The House is anticipated to vote today to send the Senate a $24 billion spending plan that does not include funding for the Blind Medical Subsidy Fund.
The $28 million fund was eliminated and the money used to help restore the $106 million dollar cut to higher education in the Governor’s budget proposal. Three Democrats had amendments drafted to take money from elsewhere in the budget to replace some or all of the Blind fund, but only one was offered during floor debate and that was defeated.
Representative Sara Lampe (D-Springfield) proposed using nearly $2 million that goes to drug testing Temporary Assistance for Needy Families recipients and to printing photos on food stamp cards. She said, “Both of those provisions are really focused on low-income individuals, and they’re punitive actions because of the worry that people have of misuse … our needs are greater, clearly, in the area of those who are blind than it is in punitive action.” Lampe’s idea was voted down. Budget Committee Chairman Ryan Silvey said the TANF testing proposal was a priority last session that passed with an overwhelming majority in the House, and should be allowed to stand.

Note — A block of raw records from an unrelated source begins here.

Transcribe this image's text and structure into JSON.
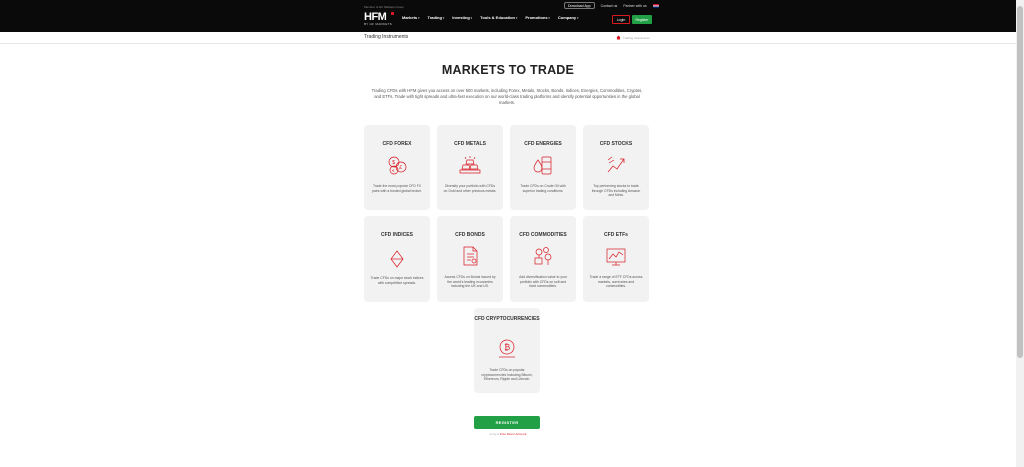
{
  "header": {
    "logo_tagline": "Member of HF Markets Group",
    "logo_text": "HFM",
    "logo_sub": "BY HF MARKETS",
    "nav": [
      "Markets",
      "Trading",
      "Investing",
      "Tools & Education",
      "Promotions",
      "Company"
    ],
    "download_app": "Download App",
    "contact": "Contact us",
    "partner": "Partner with us",
    "login": "Login",
    "register": "Register"
  },
  "subbar": {
    "title": "Trading Instruments",
    "breadcrumb": "Trading Instruments"
  },
  "main": {
    "title": "MARKETS TO TRADE",
    "intro": "Trading CFDs with HFM gives you access on over 500 markets, including Forex, Metals, Stocks, Bonds, Indices, Energies, Commodities, Cryptos, and ETFs. Trade with tight spreads and ultra-fast execution on our world-class trading platforms and identify potential opportunities in the global markets.",
    "cards": [
      {
        "title": "CFD FOREX",
        "icon": "currency-coins-icon",
        "desc": "Trade the most popular CFD FX pairs with a trusted global broker."
      },
      {
        "title": "CFD METALS",
        "icon": "gold-bars-icon",
        "desc": "Diversify your portfolio with CFDs on Gold and other precious metals."
      },
      {
        "title": "CFD ENERGIES",
        "icon": "oil-barrel-icon",
        "desc": "Trade CFDs on Crude Oil with superior trading conditions."
      },
      {
        "title": "CFD STOCKS",
        "icon": "stocks-chart-icon",
        "desc": "Top performing stocks to trade through CFDs including Amazon and Meta."
      },
      {
        "title": "CFD INDICES",
        "icon": "indices-diamond-icon",
        "desc": "Trade CFDs on major stock indices with competitive spreads."
      },
      {
        "title": "CFD BONDS",
        "icon": "bond-document-icon",
        "desc": "Access CFDs on Bonds issued by the world's leading economies including the UK and US."
      },
      {
        "title": "CFD COMMODITIES",
        "icon": "commodities-icon",
        "desc": "Add diversification value to your portfolio with CFDs on soft and hard commodities."
      },
      {
        "title": "CFD ETFs",
        "icon": "etf-chart-icon",
        "desc": "Trade a range of ETF CFDs across markets, currencies and commodities."
      },
      {
        "title": "CFD CRYPTOCURRENCIES",
        "icon": "bitcoin-icon",
        "desc": "Trade CFDs on popular cryptocurrencies including Bitcoin, Ethereum, Ripple and Litecoin."
      }
    ],
    "register_button": "REGISTER",
    "risk_prefix": "or try a",
    "risk_link": "Free Demo Account"
  },
  "colors": {
    "accent_red": "#d71920",
    "accent_green": "#21a045",
    "header_bg": "#0a0a0a",
    "card_bg": "#f2f2f3"
  }
}
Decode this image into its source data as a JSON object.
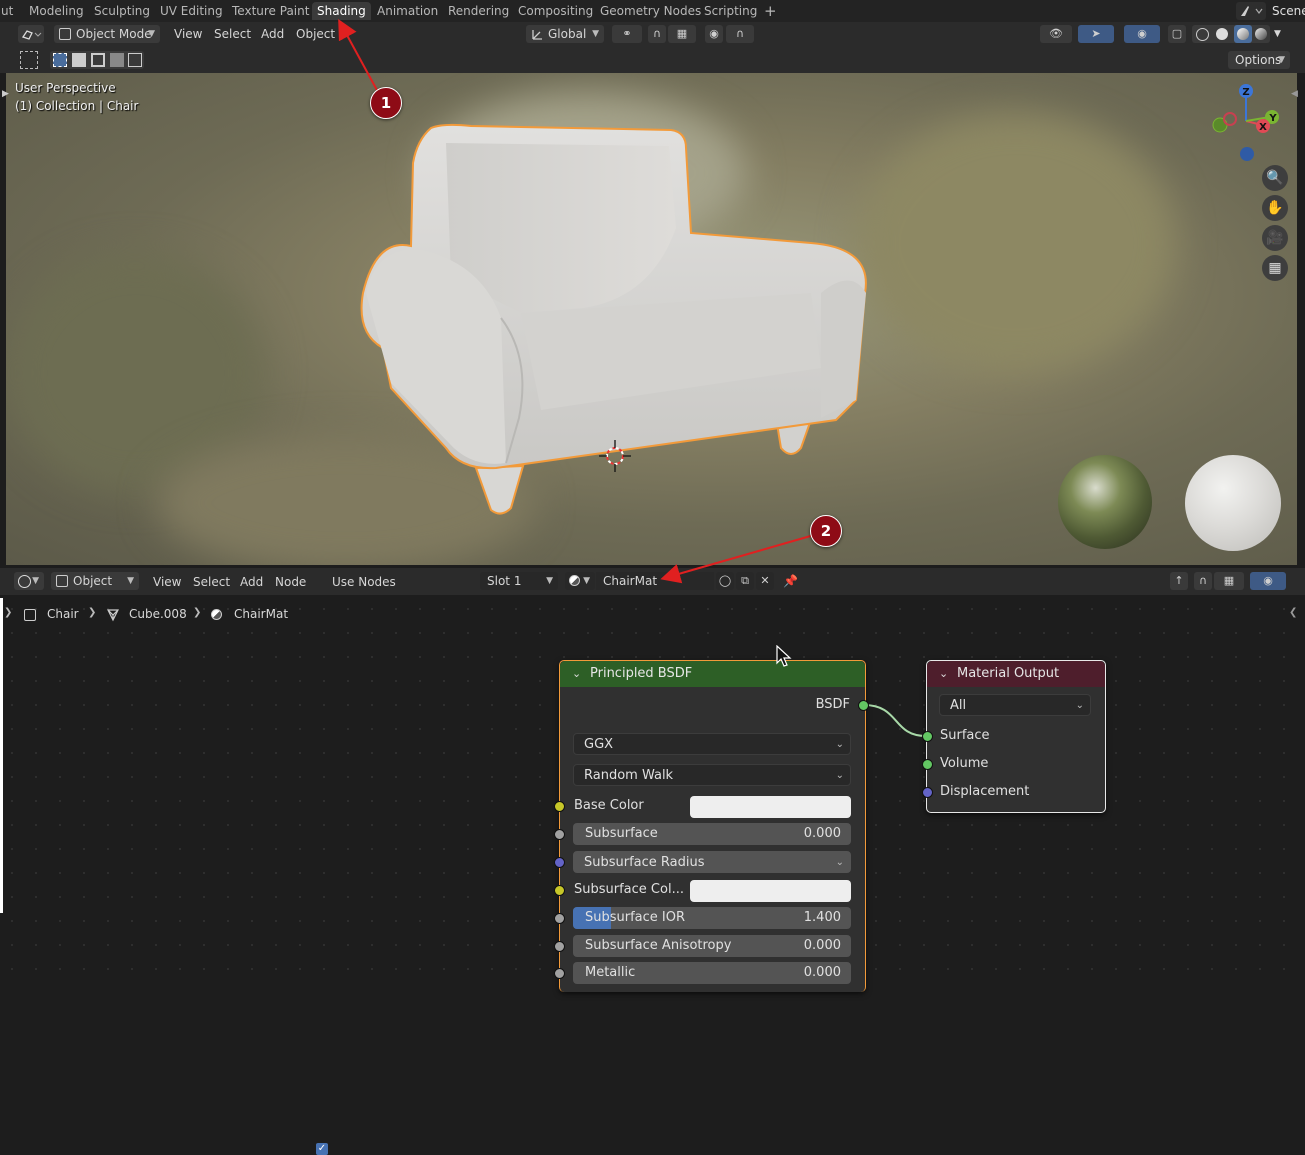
{
  "workspace_tabs": [
    "ut",
    "Modeling",
    "Sculpting",
    "UV Editing",
    "Texture Paint",
    "Shading",
    "Animation",
    "Rendering",
    "Compositing",
    "Geometry Nodes",
    "Scripting",
    "+"
  ],
  "active_tab": "Shading",
  "scene_label": "Scene",
  "viewport_header": {
    "mode": "Object Mode",
    "menus": [
      "View",
      "Select",
      "Add",
      "Object"
    ],
    "orientation": "Global"
  },
  "viewport_tools": {
    "options_label": "Options"
  },
  "viewport": {
    "perspective_label": "User Perspective",
    "collection_label": "(1) Collection | Chair",
    "gizmo": {
      "z": "Z",
      "y": "Y",
      "x": "X"
    }
  },
  "annotations": {
    "m1": "1",
    "m2": "2"
  },
  "node_header": {
    "editor_type": "Object",
    "menus": [
      "View",
      "Select",
      "Add",
      "Node"
    ],
    "use_nodes_label": "Use Nodes",
    "use_nodes_checked": true,
    "slot": "Slot 1",
    "material": "ChairMat"
  },
  "breadcrumb": {
    "object": "Chair",
    "mesh": "Cube.008",
    "material": "ChairMat"
  },
  "principled_node": {
    "title": "Principled BSDF",
    "output": "BSDF",
    "distribution": "GGX",
    "subsurface_method": "Random Walk",
    "inputs": {
      "base_color": "Base Color",
      "subsurface": {
        "label": "Subsurface",
        "value": "0.000"
      },
      "subsurface_radius": "Subsurface Radius",
      "subsurface_color": "Subsurface Col...",
      "subsurface_ior": {
        "label": "Subsurface IOR",
        "value": "1.400"
      },
      "subsurface_anisotropy": {
        "label": "Subsurface Anisotropy",
        "value": "0.000"
      },
      "metallic": {
        "label": "Metallic",
        "value": "0.000"
      }
    }
  },
  "output_node": {
    "title": "Material Output",
    "target": "All",
    "inputs": [
      "Surface",
      "Volume",
      "Displacement"
    ]
  },
  "colors": {
    "principled_header": "#2d5f26",
    "output_header": "#4e1e2c",
    "selected_outline": "#f29a3a",
    "shader_socket": "#63c763",
    "color_socket": "#c7c729",
    "float_socket": "#a1a1a1",
    "vector_socket": "#6363c7",
    "annotation_red": "#8e0b16"
  }
}
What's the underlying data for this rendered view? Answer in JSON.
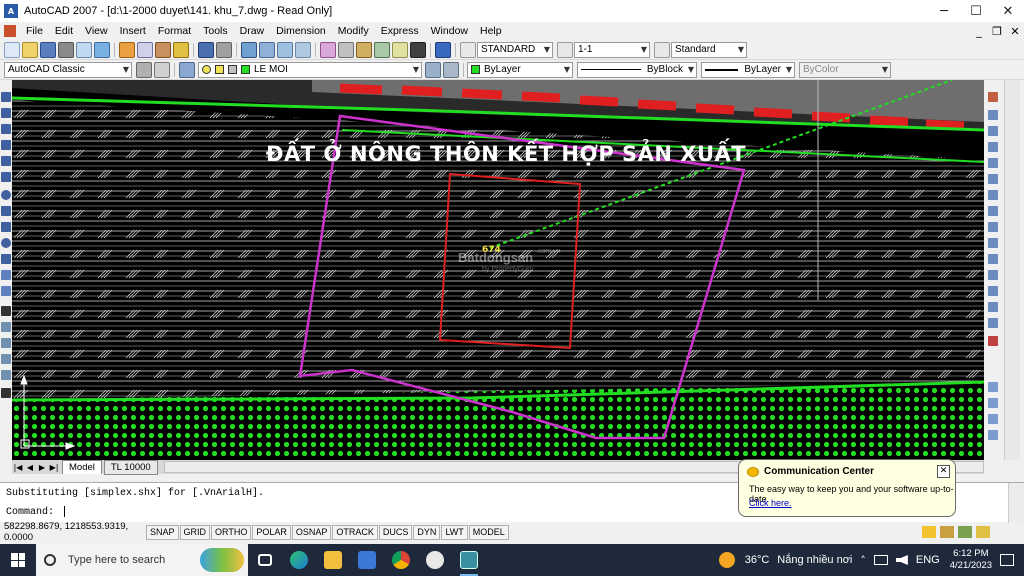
{
  "window": {
    "app_icon_text": "A",
    "title": "AutoCAD 2007 - [d:\\1-2000 duyet\\141. khu_7.dwg - Read Only]",
    "minimize": "─",
    "maximize": "☐",
    "close": "✕"
  },
  "menu": {
    "items": [
      "File",
      "Edit",
      "View",
      "Insert",
      "Format",
      "Tools",
      "Draw",
      "Dimension",
      "Modify",
      "Express",
      "Window",
      "Help"
    ],
    "doc_controls": [
      "_",
      "❐",
      "✕"
    ]
  },
  "toolbar1": {
    "text_style": "STANDARD",
    "dim_style": "1-1",
    "table_style": "Standard"
  },
  "toolbar2": {
    "workspace": "AutoCAD Classic",
    "layer": "LE MOI",
    "color": "ByLayer",
    "linetype": "ByBlock",
    "lineweight": "ByLayer",
    "plotstyle": "ByColor"
  },
  "drawing": {
    "label": "ĐẤT Ở NÔNG THÔN KẾT HỢP SẢN XUẤT",
    "parcel_number": "674",
    "watermark": "Batdongsan",
    "watermark_sub": "by PropertyGuru",
    "watermark_site": ".com.vn",
    "colors": {
      "background": "#000000",
      "hatch": "#d9d9d9",
      "parcel_outline": "#cc33cc",
      "lot_outline": "#e02020",
      "boundary_line": "#22dd22",
      "label_text": "#ffffff"
    }
  },
  "tabs": {
    "nav": [
      "|◀",
      "◀",
      "▶",
      "▶|"
    ],
    "items": [
      "Model",
      "TL 10000"
    ],
    "active": "Model"
  },
  "command": {
    "history": "Substituting [simplex.shx] for [.VnArialH].",
    "prompt": "Command:"
  },
  "status": {
    "coordinates": "582298.8679, 1218553.9319, 0.0000",
    "buttons": [
      "SNAP",
      "GRID",
      "ORTHO",
      "POLAR",
      "OSNAP",
      "OTRACK",
      "DUCS",
      "DYN",
      "LWT",
      "MODEL"
    ]
  },
  "communication_center": {
    "title": "Communication Center",
    "body": "The easy way to keep you and your software up-to-date.",
    "link": "Click here.",
    "close": "✕"
  },
  "taskbar": {
    "search_placeholder": "Type here to search",
    "weather_temp": "36°C",
    "weather_desc": "Nắng nhiều nơi",
    "language": "ENG",
    "time": "6:12 PM",
    "date": "4/21/2023"
  }
}
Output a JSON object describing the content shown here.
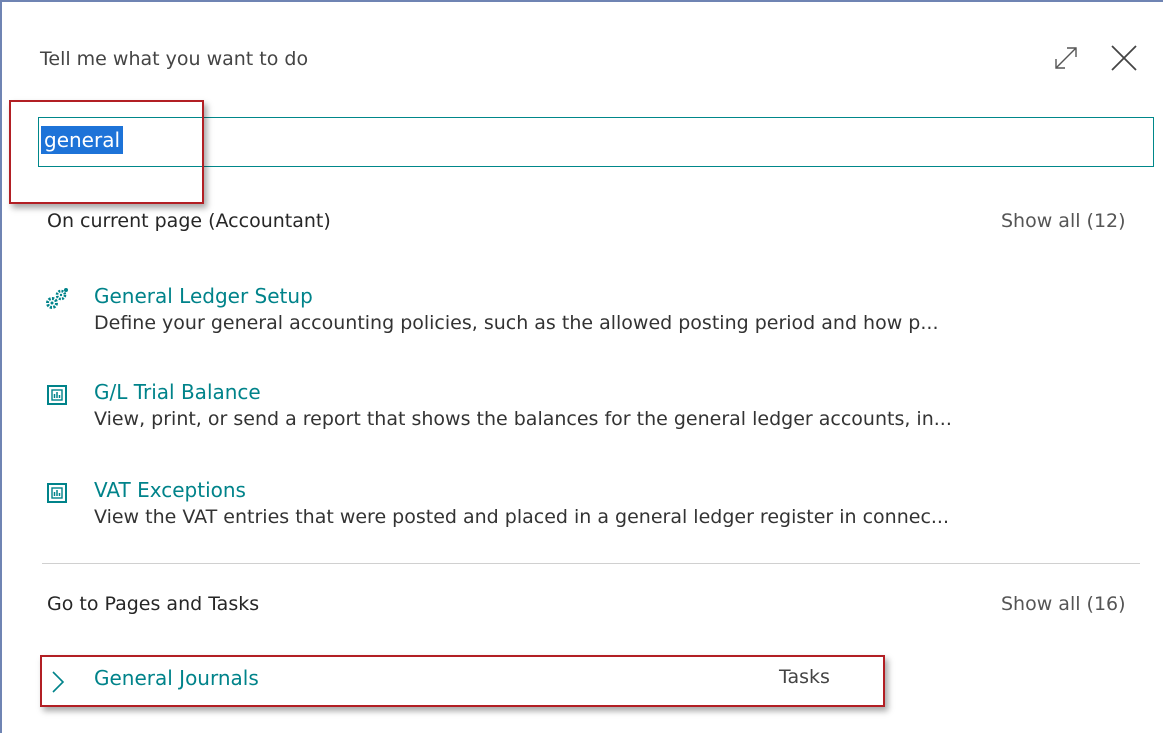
{
  "header": {
    "title": "Tell me what you want to do",
    "expand_icon": "expand-icon",
    "close_icon": "close-icon"
  },
  "search": {
    "value": "general"
  },
  "current_page": {
    "heading": "On current page (Accountant)",
    "show_all": "Show all (12)",
    "results": [
      {
        "icon": "gear-cluster-icon",
        "title": "General Ledger Setup",
        "description": "Define your general accounting policies, such as the allowed posting period and how p..."
      },
      {
        "icon": "report-icon",
        "title": "G/L Trial Balance",
        "description": "View, print, or send a report that shows the balances for the general ledger accounts, in..."
      },
      {
        "icon": "report-icon",
        "title": "VAT Exceptions",
        "description": "View the VAT entries that were posted and placed in a general ledger register in connec..."
      }
    ]
  },
  "pages_tasks": {
    "heading": "Go to Pages and Tasks",
    "show_all": "Show all (16)",
    "items": [
      {
        "icon": "chevron-right-icon",
        "title": "General Journals",
        "category": "Tasks"
      }
    ]
  },
  "colors": {
    "accent": "#00838a",
    "selection": "#1d73d8",
    "highlight_box": "#b21f24"
  }
}
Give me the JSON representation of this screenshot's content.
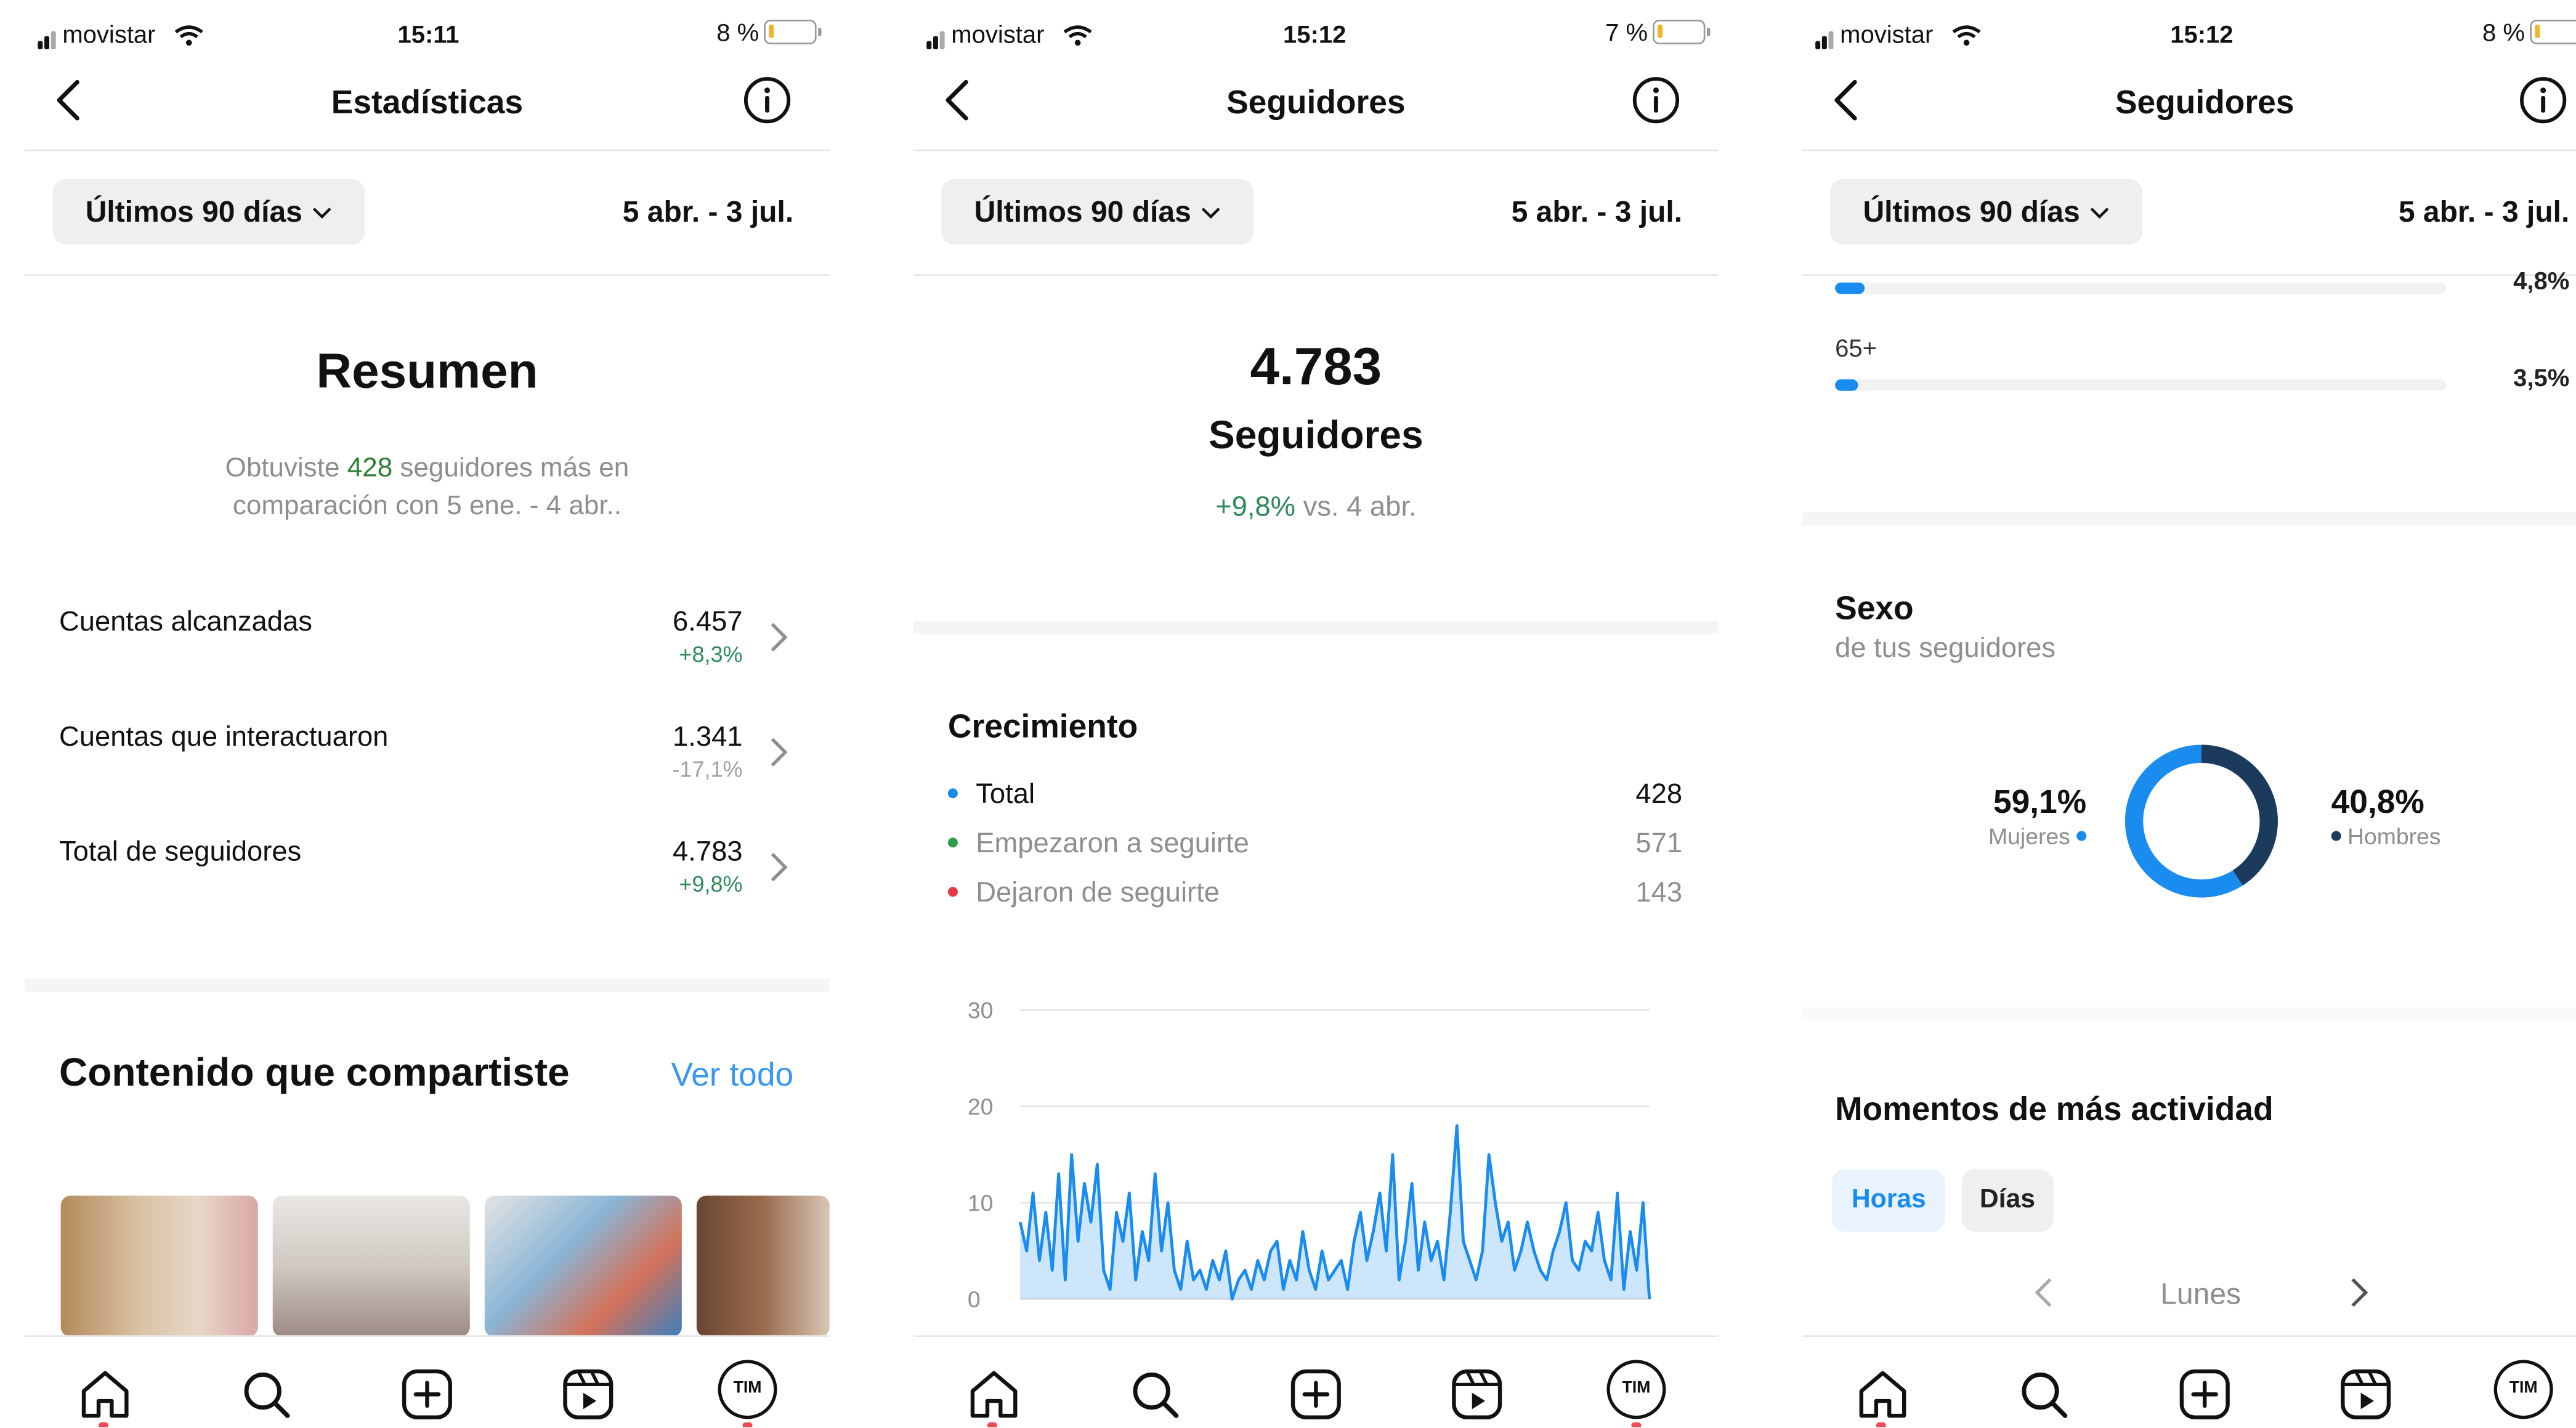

Representative Chris Kelly (D-Columbia) had a couple of amendments, but opted not to offer them. One set would have taken money for the blind pension out of increases for education and higher education, something Kelly says he was willing to take responsibility for.
Kelly says the Budget Committee went too far and acted too soon in cutting the Blind fund. “We don’t know the consequence. I think (Health, Mental Health and Social Services Appropriations) Chairman (Tom) Flanigan did some important thinking on this issue, and we should be looking at programs like this, but we didn’t have good evaluation of what the effect is and we may be able to do some of this but I don’t think we took a good look at the effect on all these people.”
Kelly and Representative Jeanne Kirkton (D-Webster Groves) both had an amendment to take $5 million from the information technology budget in the Office of Administration, but neither lawmaker offered them. Kirkton says, “After speaking with the department, it would have caused major havoc with them and (I) decided not to pursue that route.”
House Budget Committee Chairman Ryan Silvey (R-Kansas City) says that those amendments were not offered is “a little bit baffling.”
Silvey challenged Democrats, “I’ve been very clear through this whole process: the $28 million dollars went to higher education. If you’re against the cut, and you want the money back, offer a $28 million dollar amendment to cut higher education and put it back. That’s what the Governor wants. Not one person did it.”
Senate Budget Committee Chairman Kurt Schaefer says he doesn’t have a plan for how to address the Blind fund, assuming the situation doesn’t change before the House finally passes its budget. “Everything is on the table,” he said.